Hunter Rick Self said a plan announced Friday by Allegheny County officials to issue archery permits to hunt deer on Pittsburgh International Airport is smart.
“They must do it. The deer population is way out of control,” said Self, 64, of South Park. “I'd be interested in it. I used to hunt right there in Imperial.”
Airport officials plan to give out 157 permits to archery hunters and open 2,362 acres of airport land. Non-hunting zones separate the terminal area from the hunting area.
“It's a pilot program, and there's a lot of interest in it. There are a lot of deer there, and we're doing it for safety reasons,” said airport spokeswoman JoAnn Jenny. “This is outside of the terminal area. There won't be bows and arrows on the airfield.”
Allegheny County Executive Rich Fitzgerald said the FAA had to sign off on the plan and that the hunting will take place away from the runways. The airport has more than 9,000 acres, and this applies only to a portion of the property, he said.
“There's no concern as it relates to airport operations,” Fitzgerald said.
The goal of the program is to thin the deer population there and minimize wildlife hazards, Jenny said. The airport has had issues with deer, coyotes and groundhogs. She said the program is safe as it relates to airport operations.
“It's far away from the airport proper. It's separated by fencing and the interstate. It's as safe as any other hunting is safe,” Jenny said. “It's archery, not guns.”
The county anticipates more than 157 people will apply for permits, so a lottery will be held Sept. 25 to draw the winners. The airport will take applications until Sept. 22. The hunting season will last from Oct. 5 to Jan. 11.
No guns are permitted, and the state Game Commission will periodically patrol the area to ensure compliance with state game laws.
Thomas Smith, director of communications for Washington-based Airports Council International-North America, said his group was not aware of any other major airports that have a similar program.

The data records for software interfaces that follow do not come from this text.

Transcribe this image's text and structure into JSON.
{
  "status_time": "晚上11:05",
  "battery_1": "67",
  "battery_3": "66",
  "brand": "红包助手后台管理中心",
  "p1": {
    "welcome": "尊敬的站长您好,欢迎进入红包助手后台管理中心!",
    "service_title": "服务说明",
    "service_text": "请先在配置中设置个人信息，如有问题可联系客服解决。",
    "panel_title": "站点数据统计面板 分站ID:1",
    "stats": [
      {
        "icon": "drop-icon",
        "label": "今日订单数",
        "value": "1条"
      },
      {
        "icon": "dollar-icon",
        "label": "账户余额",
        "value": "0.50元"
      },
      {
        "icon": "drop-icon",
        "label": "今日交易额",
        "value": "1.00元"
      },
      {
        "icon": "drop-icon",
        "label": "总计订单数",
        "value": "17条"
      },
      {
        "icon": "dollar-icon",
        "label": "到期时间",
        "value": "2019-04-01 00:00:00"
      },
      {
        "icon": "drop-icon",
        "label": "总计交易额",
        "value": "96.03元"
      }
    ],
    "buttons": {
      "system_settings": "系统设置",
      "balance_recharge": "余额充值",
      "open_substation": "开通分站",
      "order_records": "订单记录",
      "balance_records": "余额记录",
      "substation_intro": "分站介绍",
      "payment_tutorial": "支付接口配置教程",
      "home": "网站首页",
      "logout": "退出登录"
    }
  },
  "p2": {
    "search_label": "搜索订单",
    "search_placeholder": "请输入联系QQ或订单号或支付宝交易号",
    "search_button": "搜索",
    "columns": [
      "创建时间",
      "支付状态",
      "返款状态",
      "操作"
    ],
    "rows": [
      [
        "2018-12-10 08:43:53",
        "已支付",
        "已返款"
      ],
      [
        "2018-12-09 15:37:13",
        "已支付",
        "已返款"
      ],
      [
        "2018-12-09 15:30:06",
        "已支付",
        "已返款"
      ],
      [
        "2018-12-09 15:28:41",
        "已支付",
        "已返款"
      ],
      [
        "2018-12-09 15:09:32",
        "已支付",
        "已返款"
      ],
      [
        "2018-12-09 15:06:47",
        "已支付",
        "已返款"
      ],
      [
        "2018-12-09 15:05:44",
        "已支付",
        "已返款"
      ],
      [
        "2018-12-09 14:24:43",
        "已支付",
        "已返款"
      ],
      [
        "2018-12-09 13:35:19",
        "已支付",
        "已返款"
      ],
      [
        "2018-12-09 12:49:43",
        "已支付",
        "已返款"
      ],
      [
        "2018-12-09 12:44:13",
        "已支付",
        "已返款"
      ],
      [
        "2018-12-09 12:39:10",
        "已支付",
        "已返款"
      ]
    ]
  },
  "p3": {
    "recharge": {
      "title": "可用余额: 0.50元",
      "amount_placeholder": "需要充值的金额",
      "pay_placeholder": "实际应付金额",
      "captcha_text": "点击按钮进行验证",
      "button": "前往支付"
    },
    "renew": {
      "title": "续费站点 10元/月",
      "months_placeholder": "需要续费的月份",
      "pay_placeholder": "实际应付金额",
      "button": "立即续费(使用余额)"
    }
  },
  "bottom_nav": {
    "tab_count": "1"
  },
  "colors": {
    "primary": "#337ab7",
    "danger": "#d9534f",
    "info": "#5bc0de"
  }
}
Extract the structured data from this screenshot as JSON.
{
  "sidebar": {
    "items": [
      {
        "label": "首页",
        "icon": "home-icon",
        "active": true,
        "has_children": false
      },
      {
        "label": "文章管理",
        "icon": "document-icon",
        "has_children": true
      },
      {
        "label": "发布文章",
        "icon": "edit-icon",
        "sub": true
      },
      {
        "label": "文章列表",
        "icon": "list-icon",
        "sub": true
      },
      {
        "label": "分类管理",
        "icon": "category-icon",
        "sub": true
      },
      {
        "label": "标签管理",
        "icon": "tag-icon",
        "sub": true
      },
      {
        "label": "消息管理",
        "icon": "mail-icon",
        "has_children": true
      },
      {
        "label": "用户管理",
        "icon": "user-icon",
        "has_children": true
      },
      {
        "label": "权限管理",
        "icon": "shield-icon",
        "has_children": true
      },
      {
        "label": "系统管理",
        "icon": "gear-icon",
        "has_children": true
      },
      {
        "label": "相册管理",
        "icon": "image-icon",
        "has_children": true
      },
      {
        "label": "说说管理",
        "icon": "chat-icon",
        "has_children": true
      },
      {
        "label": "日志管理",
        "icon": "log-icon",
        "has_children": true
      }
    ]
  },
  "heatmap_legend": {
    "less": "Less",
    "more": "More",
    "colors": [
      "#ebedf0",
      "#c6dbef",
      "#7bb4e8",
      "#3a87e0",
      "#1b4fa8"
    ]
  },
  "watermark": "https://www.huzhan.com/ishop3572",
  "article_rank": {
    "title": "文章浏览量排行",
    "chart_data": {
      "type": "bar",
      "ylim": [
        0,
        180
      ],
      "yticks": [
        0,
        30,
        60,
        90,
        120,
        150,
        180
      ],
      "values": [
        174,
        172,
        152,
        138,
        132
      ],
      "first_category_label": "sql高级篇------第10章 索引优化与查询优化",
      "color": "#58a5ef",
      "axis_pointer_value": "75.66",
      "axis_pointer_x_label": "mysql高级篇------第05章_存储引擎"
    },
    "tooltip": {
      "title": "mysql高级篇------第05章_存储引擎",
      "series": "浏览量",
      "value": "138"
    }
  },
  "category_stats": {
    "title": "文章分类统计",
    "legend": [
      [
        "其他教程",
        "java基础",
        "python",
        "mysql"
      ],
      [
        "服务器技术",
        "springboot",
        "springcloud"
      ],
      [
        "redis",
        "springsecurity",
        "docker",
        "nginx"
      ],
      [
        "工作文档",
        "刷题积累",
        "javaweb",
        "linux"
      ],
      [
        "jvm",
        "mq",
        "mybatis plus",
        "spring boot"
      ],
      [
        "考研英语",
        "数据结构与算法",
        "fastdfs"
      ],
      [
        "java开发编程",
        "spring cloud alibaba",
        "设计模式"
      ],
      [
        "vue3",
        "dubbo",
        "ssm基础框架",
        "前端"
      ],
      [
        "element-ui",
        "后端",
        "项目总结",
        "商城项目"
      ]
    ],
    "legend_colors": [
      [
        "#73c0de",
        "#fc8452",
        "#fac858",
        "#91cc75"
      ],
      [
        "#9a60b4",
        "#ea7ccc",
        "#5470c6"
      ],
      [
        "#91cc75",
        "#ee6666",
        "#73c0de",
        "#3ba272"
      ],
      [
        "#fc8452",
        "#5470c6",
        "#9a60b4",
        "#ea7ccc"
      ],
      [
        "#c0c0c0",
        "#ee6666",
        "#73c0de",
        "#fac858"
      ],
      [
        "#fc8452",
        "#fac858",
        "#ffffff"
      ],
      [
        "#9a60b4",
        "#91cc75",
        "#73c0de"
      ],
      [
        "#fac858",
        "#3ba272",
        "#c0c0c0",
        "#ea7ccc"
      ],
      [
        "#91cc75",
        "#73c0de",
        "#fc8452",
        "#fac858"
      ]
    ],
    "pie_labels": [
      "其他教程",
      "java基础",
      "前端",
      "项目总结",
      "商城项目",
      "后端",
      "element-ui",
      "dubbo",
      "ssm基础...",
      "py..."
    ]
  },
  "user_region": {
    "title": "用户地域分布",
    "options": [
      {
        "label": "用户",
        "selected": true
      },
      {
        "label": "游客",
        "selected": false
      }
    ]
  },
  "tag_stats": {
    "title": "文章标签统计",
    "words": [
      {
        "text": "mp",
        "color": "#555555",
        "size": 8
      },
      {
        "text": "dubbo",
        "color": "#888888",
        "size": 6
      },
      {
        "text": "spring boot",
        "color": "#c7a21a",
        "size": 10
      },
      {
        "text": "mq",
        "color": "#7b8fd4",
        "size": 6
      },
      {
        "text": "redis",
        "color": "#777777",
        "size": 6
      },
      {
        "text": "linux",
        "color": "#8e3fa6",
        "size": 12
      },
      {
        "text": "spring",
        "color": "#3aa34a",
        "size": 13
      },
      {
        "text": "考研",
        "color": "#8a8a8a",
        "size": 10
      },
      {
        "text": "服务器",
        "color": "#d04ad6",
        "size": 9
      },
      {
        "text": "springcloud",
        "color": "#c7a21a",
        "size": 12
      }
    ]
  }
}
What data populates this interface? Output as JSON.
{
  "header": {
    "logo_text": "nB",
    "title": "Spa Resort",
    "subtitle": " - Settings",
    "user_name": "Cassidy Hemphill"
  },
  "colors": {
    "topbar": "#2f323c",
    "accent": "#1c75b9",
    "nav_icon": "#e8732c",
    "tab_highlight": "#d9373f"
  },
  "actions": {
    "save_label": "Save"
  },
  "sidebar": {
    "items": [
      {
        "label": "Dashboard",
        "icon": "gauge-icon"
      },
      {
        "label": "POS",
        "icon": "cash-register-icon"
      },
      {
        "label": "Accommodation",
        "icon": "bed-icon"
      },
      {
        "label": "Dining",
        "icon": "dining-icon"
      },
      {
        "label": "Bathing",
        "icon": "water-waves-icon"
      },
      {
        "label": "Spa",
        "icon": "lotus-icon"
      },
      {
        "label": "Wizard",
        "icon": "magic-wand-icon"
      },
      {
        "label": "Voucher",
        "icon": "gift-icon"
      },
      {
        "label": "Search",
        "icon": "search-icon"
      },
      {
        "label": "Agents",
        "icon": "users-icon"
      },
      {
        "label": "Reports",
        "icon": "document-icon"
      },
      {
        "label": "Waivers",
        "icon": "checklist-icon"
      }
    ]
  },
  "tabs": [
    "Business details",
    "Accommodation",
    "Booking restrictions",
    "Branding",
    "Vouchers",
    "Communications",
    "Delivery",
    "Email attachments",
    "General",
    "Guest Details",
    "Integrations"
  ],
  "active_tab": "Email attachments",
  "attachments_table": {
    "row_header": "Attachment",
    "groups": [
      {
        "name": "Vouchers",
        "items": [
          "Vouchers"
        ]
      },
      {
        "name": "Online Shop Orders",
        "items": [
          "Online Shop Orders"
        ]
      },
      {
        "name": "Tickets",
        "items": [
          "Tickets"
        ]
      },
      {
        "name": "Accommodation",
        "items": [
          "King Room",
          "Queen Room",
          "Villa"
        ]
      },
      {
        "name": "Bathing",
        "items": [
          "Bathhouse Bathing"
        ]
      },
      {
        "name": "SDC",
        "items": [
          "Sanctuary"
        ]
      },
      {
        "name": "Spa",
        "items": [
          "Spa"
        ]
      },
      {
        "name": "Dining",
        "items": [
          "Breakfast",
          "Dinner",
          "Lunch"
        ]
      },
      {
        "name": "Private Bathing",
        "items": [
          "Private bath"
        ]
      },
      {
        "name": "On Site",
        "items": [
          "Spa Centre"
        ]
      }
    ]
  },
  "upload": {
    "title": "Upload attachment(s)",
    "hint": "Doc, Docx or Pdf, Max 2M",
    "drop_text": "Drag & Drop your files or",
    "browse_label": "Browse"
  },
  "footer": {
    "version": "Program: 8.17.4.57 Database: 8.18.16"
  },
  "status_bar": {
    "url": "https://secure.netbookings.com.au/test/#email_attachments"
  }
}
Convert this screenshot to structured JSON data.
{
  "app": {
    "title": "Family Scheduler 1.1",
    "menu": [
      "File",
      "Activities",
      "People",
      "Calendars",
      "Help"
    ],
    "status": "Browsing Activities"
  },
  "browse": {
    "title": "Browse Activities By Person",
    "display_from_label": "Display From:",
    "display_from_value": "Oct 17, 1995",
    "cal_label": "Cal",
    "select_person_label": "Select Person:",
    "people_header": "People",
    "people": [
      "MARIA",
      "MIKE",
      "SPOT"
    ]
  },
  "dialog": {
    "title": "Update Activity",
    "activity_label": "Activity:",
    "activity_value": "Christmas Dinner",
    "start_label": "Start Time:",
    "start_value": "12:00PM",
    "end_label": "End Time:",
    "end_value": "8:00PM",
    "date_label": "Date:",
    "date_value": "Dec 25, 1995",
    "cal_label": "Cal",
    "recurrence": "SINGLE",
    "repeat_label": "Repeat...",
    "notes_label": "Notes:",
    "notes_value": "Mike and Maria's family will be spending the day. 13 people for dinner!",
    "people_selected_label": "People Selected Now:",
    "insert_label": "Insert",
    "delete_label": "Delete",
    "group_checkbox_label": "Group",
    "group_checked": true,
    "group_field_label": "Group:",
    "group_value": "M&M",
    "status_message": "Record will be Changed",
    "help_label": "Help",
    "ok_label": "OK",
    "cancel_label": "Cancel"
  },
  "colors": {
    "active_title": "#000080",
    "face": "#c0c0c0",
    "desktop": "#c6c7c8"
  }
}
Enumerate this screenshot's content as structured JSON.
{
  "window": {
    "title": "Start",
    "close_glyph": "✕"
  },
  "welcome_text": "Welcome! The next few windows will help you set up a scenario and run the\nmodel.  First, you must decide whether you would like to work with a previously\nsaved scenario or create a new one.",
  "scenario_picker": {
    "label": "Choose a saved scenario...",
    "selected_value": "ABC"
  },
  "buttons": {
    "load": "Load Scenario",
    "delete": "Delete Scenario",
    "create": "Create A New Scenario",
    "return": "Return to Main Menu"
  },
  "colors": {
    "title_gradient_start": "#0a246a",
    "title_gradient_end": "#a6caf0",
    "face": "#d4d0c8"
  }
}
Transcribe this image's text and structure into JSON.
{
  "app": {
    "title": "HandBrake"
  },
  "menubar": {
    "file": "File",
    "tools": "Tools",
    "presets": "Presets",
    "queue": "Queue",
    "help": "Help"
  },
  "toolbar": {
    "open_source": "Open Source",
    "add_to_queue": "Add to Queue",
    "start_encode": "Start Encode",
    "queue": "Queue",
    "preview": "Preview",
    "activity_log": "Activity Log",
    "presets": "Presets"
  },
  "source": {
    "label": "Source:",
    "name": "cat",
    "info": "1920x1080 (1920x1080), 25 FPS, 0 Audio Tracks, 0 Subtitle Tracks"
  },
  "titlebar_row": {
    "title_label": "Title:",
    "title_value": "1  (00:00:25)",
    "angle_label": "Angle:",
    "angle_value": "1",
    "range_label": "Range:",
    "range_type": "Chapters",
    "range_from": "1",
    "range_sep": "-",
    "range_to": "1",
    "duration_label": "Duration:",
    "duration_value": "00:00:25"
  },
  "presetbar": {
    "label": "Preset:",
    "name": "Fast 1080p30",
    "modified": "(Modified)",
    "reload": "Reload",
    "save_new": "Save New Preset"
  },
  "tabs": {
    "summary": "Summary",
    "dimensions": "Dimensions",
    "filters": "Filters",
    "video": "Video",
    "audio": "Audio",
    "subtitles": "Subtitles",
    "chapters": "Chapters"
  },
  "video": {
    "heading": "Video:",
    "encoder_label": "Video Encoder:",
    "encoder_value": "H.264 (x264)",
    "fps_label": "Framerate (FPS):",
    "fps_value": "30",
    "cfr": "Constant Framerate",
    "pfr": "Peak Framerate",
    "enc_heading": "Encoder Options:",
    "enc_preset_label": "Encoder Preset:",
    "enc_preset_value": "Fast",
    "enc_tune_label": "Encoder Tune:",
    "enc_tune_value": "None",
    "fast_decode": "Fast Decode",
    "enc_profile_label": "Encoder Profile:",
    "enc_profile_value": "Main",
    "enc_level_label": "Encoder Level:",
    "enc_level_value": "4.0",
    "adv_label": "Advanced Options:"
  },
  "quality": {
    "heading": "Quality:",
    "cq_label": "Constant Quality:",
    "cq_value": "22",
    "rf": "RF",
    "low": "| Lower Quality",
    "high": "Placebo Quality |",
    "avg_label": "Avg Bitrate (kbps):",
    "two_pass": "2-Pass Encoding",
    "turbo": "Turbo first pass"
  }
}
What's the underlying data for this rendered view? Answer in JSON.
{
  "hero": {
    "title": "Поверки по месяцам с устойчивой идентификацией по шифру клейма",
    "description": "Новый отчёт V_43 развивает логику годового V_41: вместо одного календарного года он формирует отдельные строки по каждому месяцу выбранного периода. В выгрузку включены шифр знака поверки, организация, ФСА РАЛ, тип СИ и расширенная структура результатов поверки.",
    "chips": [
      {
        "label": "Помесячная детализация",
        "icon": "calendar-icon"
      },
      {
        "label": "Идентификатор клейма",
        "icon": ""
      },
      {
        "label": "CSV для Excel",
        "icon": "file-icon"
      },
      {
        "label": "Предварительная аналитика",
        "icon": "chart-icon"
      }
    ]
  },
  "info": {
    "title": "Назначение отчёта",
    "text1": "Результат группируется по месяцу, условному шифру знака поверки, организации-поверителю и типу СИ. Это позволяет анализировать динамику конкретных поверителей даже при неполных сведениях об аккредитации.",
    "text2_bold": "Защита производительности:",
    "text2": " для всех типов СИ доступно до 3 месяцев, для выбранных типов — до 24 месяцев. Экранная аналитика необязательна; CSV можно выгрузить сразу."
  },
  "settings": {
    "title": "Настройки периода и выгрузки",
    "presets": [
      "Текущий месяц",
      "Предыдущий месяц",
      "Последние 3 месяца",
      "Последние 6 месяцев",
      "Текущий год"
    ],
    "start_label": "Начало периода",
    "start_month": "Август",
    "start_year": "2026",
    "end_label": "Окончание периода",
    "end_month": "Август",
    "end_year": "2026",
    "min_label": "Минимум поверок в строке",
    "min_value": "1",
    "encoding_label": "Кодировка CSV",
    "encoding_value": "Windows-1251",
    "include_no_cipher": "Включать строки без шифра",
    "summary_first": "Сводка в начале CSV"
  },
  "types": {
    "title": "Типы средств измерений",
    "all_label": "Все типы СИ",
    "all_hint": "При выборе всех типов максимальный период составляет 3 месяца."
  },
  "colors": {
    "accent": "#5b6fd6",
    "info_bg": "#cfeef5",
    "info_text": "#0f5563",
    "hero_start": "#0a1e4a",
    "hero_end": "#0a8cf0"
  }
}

“But we found a half-dozen smaller airports, primarily in the Midwest, where this seems to be a regular practice,” Smith said. “Wildlife hazards ranging from birds to animals are a problem at many airports.”
Joe Montuoro, 66, of South Park, who is on the board of directors of the Carrick Sportsmen's Club, said many hunters will probably be interested in the program.
“I'm sure it's a good idea if it keeps deer off the runways,” he said.
Those interested can visit www.FlyPittsburgh.com/archery for information and to apply for a permit.
Bobby Kerlik is a staff writer for Trib Total Media.
Show commenting policy
TribLive commenting policy
You are solely responsible for your comments and by using TribLive.com you agree to our Terms of Service.
We moderate comments. Our goal is to provide substantive commentary for a general readership. By screening submissions, we provide a space where readers can share intelligent and informed commentary that enhances the quality of our news and information.
While most comments will be posted if they are on-topic and not abusive, moderating decisions are subjective. We will make them as carefully and consistently as we can. Because of the volume of reader comments, we cannot review individual moderation decisions with readers.
We value thoughtful comments representing a range of views that make their point quickly and politely. We make an effort to protect discussions from repeated comments either by the same reader or different readers.
We follow the same standards for taste as the daily newspaper. A few things we won't tolerate: personal attacks, obscenity, vulgarity, profanity (including expletives and letters followed by dashes), commercial promotion, impersonations, incoherence, proselytizing and SHOUTING. Don't include URLs to Web sites.
We do not edit comments. They are either approved or deleted. We reserve the right to edit a comment that is quoted or excerpted in an article. In this case, we may fix spelling and punctuation.
We welcome strong opinions and criticism of our work, but we don't want comments to become bogged down with discussions of our policies and we will moderate accordingly.
We appreciate it when readers and people quoted in articles or blog posts point out errors of fact or emphasis and will investigate all assertions. But these suggestions should be sent via e-mail. To avoid distracting other readers, we won't publish comments that suggest a correction. Instead, corrections will be made in a blog post or in an article.
- Number of jobs in high-tech industry outpace workers in Pittsburgh, nation
- Internet access still out of reach for some, Census figures show
- Mandated sewer project to increase Alcosan customers’ bills
- Nonprofits replace humdrum charity 5Ks with rappelling
- Identical twins born at West Penn Hospital a rare medical marvel
- Pittsburgh Public evacuates 3 schools after voicemail threat
- State awards 6 Western Pennsylvania schools mentoring grants
- Preparation for drilling closes one lane of Thompson Run Road in Ross
- City of Pittsburgh detective, 2 boys finalize adoption before judge
- Professor, lawyer with Pittsburgh ties earn MacArthur ‘genius grants’
- Fees, interest mount over August Wilson site, Dollar claims